■ What needs to be done: Some lines in the material below hold the word "title". Copy all of them.

▼

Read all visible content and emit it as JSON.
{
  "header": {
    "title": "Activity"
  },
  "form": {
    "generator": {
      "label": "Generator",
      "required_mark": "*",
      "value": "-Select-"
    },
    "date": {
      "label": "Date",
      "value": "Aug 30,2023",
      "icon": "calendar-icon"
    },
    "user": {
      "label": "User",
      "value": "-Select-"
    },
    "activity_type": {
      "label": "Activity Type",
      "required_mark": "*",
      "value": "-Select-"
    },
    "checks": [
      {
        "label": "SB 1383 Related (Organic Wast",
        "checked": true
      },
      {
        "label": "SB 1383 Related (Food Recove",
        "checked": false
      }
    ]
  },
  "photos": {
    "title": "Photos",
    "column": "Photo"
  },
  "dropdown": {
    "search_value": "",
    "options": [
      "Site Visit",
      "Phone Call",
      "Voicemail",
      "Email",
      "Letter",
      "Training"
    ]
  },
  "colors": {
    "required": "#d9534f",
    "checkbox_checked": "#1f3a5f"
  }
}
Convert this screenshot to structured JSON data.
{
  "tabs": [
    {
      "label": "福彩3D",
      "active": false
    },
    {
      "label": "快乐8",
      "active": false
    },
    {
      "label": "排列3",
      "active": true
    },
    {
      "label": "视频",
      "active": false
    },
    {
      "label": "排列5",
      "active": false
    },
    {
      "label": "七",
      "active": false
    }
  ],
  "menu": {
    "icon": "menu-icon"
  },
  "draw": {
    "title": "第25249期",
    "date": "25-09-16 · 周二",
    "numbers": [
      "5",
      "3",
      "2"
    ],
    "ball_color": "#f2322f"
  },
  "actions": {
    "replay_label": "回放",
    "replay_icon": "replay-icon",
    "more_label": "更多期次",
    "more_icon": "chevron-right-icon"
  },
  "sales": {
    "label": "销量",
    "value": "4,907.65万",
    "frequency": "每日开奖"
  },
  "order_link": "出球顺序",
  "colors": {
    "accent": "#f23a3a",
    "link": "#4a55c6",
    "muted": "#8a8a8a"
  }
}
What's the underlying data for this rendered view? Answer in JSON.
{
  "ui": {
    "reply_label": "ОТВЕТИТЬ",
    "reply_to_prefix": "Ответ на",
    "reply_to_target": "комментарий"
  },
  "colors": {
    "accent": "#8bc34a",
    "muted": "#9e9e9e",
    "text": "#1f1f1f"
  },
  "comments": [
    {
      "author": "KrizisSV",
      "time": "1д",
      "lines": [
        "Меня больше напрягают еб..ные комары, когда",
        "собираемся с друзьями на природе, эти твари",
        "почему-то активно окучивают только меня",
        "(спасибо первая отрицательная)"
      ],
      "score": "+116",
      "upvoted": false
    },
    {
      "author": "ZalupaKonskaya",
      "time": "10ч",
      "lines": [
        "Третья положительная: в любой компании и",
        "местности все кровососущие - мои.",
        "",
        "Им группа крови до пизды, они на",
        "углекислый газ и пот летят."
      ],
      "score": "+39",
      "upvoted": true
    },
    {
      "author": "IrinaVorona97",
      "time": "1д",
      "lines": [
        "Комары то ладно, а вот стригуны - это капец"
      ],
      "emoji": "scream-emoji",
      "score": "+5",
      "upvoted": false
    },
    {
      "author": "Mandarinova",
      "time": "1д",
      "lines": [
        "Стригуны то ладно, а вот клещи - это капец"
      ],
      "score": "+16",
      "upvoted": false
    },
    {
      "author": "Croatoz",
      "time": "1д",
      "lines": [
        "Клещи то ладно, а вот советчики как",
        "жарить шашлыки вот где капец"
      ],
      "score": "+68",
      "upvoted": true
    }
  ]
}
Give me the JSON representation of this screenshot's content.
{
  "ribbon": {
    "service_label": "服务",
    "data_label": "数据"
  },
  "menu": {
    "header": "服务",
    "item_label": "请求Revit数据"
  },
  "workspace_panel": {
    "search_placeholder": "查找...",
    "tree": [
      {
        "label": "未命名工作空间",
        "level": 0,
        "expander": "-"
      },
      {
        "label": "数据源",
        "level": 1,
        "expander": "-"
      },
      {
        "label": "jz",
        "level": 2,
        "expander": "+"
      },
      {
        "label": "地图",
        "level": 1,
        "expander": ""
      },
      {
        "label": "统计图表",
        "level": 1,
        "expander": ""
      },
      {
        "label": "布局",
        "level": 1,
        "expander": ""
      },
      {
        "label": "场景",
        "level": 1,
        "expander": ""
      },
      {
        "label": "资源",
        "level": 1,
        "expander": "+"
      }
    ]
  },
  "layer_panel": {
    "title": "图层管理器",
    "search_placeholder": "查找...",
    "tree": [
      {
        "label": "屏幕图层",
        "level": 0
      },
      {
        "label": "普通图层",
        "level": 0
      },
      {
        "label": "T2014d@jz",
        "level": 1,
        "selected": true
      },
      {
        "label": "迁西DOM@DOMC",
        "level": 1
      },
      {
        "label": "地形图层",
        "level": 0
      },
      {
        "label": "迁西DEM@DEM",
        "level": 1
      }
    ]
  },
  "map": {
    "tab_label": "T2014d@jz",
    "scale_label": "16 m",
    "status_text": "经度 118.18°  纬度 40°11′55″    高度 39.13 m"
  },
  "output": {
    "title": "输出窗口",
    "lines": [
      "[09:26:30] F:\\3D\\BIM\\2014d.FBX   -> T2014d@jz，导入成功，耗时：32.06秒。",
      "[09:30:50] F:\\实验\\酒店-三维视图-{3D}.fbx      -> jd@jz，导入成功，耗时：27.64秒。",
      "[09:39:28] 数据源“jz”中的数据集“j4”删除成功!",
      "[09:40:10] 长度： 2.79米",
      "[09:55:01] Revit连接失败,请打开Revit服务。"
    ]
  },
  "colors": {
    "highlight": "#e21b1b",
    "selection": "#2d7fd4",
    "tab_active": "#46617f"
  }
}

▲

■ Exercise output:
    "title": "Activity"
    "title": "Photos",
    "title": "第25249期",
    "title": "图层管理器",
    "title": "输出窗口",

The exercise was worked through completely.